**PROBLEM TO WORK ON**. Below are the records. List every line holding the word "data".

────────

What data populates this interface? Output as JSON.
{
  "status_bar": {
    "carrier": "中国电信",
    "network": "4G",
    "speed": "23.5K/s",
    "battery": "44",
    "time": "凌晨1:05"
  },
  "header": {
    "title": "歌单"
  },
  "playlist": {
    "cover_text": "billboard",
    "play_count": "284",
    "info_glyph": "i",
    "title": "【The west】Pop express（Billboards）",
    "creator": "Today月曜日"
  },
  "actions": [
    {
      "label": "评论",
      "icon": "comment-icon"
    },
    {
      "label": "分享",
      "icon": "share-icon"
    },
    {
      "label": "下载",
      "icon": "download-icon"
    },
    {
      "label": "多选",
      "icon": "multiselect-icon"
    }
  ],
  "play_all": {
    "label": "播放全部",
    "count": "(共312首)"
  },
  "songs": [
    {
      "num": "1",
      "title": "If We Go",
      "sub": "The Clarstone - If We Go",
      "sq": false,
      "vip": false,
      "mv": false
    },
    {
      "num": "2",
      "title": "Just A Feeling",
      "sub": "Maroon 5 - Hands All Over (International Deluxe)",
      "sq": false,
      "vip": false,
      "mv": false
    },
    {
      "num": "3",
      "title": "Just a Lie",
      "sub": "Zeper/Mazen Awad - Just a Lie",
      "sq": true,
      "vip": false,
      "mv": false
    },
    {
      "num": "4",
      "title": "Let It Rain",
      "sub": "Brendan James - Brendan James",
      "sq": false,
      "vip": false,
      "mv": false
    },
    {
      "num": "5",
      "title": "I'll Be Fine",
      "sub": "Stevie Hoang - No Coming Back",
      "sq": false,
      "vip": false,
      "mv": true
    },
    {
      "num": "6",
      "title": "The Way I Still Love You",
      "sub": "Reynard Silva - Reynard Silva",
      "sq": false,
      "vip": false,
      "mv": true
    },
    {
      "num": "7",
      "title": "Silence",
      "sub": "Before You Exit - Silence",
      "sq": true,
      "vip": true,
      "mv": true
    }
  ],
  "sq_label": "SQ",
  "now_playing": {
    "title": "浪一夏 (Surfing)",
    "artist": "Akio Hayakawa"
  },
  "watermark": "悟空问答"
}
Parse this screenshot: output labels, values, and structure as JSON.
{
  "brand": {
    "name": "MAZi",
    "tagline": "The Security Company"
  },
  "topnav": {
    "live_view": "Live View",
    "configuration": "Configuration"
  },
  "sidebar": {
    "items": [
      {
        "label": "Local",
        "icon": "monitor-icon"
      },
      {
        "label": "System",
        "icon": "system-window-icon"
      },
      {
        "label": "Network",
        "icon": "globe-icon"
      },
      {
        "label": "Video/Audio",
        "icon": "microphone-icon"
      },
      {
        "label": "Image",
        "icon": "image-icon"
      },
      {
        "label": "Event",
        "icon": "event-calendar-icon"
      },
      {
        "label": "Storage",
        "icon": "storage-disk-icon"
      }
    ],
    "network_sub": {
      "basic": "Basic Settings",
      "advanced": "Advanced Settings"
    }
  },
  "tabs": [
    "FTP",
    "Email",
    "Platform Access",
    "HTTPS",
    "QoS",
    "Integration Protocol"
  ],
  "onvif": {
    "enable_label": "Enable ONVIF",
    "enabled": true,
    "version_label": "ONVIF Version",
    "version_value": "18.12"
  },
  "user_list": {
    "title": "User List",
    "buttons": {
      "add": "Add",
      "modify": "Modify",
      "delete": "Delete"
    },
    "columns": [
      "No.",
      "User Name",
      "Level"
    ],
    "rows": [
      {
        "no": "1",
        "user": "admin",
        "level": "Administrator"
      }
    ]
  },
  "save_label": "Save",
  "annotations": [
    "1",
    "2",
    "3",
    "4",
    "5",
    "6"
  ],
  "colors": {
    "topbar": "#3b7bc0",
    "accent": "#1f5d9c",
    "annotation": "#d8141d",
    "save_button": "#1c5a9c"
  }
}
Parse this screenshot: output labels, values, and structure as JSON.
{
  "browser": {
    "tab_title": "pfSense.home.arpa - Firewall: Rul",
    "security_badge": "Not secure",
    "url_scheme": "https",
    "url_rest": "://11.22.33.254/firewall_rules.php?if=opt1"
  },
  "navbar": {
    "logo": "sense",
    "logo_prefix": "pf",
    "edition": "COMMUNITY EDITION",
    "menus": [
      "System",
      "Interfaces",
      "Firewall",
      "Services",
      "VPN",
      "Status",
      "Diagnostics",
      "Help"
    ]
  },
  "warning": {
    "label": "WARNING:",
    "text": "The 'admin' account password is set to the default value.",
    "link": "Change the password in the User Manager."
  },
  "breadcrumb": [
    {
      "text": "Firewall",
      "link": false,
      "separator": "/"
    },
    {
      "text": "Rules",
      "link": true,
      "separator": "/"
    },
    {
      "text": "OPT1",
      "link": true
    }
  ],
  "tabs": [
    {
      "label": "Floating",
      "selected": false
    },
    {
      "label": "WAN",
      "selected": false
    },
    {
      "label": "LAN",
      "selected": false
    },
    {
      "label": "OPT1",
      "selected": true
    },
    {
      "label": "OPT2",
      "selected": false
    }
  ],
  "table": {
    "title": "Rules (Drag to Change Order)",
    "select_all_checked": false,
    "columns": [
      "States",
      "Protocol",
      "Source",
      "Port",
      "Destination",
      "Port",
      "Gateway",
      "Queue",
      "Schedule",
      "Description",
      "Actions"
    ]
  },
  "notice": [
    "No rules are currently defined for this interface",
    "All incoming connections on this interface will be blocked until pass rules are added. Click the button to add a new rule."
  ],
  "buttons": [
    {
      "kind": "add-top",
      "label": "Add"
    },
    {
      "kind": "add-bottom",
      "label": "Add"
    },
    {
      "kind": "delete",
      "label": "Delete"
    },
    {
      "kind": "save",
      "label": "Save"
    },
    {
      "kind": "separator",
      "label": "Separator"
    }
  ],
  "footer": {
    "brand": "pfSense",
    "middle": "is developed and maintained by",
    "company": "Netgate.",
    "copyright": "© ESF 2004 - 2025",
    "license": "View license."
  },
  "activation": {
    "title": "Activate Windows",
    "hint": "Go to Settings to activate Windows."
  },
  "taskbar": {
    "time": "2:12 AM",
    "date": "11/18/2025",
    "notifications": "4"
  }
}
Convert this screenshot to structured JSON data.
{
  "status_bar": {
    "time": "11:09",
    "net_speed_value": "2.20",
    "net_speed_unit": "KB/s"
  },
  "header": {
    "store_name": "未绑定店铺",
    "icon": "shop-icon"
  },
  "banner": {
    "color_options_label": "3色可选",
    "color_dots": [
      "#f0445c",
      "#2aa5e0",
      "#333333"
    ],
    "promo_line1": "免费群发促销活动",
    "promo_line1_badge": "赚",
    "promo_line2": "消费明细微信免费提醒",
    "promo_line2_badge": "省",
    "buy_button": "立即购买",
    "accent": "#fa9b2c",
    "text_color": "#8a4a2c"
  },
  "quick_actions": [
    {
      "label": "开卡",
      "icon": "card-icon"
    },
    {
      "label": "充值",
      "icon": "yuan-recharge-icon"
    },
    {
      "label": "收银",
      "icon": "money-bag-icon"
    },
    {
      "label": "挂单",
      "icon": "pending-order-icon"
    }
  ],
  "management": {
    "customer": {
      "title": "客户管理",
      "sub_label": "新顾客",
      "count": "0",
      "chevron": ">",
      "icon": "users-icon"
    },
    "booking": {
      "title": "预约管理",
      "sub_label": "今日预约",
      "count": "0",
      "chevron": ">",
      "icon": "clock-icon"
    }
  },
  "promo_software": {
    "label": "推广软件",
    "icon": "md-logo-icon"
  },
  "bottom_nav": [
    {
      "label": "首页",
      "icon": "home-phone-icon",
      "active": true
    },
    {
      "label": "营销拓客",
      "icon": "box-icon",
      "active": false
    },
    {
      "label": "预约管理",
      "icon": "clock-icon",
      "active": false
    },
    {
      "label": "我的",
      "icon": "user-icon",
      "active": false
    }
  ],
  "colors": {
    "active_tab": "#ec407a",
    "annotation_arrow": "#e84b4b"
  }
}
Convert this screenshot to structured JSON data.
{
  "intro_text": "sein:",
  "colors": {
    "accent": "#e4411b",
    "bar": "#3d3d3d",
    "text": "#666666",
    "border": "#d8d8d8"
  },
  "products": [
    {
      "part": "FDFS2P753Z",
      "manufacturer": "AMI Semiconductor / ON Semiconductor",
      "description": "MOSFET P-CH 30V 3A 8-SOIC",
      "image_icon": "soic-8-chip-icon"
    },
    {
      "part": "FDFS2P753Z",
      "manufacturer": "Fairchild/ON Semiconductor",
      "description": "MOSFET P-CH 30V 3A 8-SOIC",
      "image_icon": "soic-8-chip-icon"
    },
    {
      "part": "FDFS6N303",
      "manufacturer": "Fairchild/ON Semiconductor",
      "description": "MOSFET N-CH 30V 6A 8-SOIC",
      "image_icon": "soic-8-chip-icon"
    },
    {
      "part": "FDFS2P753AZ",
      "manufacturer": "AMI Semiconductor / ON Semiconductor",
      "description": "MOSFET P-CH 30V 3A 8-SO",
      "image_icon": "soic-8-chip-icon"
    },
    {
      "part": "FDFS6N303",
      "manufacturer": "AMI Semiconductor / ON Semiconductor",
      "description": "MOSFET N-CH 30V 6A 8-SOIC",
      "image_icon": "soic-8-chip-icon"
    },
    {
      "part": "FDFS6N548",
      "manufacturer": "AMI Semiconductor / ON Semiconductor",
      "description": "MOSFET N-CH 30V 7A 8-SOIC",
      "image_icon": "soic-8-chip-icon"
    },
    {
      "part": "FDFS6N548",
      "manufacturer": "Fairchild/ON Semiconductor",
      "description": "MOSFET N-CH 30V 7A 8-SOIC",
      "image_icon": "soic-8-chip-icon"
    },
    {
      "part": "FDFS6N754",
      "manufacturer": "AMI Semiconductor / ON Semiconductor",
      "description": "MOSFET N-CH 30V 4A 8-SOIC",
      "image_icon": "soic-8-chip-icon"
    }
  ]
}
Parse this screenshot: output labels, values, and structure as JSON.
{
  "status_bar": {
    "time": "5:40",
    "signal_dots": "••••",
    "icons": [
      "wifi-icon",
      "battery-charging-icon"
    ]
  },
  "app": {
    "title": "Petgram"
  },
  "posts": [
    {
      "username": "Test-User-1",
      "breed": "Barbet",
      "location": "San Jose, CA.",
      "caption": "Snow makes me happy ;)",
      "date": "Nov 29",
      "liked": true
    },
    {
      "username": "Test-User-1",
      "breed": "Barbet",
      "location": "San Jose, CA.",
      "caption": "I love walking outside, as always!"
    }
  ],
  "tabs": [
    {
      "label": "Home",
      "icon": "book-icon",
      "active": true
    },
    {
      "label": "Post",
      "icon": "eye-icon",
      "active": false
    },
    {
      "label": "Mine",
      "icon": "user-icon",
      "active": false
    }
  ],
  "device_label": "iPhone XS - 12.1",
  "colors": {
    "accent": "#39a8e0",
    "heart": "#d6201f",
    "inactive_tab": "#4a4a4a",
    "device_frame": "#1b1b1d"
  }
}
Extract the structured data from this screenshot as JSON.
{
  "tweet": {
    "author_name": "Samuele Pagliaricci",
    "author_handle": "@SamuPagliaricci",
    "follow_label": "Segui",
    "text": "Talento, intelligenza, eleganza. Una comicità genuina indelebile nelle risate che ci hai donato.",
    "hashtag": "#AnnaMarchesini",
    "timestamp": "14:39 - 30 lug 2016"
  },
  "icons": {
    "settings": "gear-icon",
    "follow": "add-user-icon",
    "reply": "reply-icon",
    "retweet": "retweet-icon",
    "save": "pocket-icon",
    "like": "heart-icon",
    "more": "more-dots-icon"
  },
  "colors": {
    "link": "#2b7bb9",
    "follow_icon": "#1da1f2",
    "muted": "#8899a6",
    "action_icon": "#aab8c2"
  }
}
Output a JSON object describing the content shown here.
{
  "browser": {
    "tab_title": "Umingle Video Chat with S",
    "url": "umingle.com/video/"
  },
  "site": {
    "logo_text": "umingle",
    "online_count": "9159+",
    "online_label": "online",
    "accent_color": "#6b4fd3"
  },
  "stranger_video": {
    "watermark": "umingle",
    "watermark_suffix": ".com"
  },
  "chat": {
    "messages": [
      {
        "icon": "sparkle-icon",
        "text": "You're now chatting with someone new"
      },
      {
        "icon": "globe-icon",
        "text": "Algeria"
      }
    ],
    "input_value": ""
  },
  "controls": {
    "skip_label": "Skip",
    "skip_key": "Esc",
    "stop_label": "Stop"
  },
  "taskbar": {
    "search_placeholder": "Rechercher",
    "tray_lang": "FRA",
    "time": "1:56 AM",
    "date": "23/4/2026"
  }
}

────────

**RESULT**.
What data populates this interface? Output as JSON.
Convert this screenshot to structured JSON data.
Convert this screenshot to structured JSON data.
Extract the structured data from this screenshot as JSON.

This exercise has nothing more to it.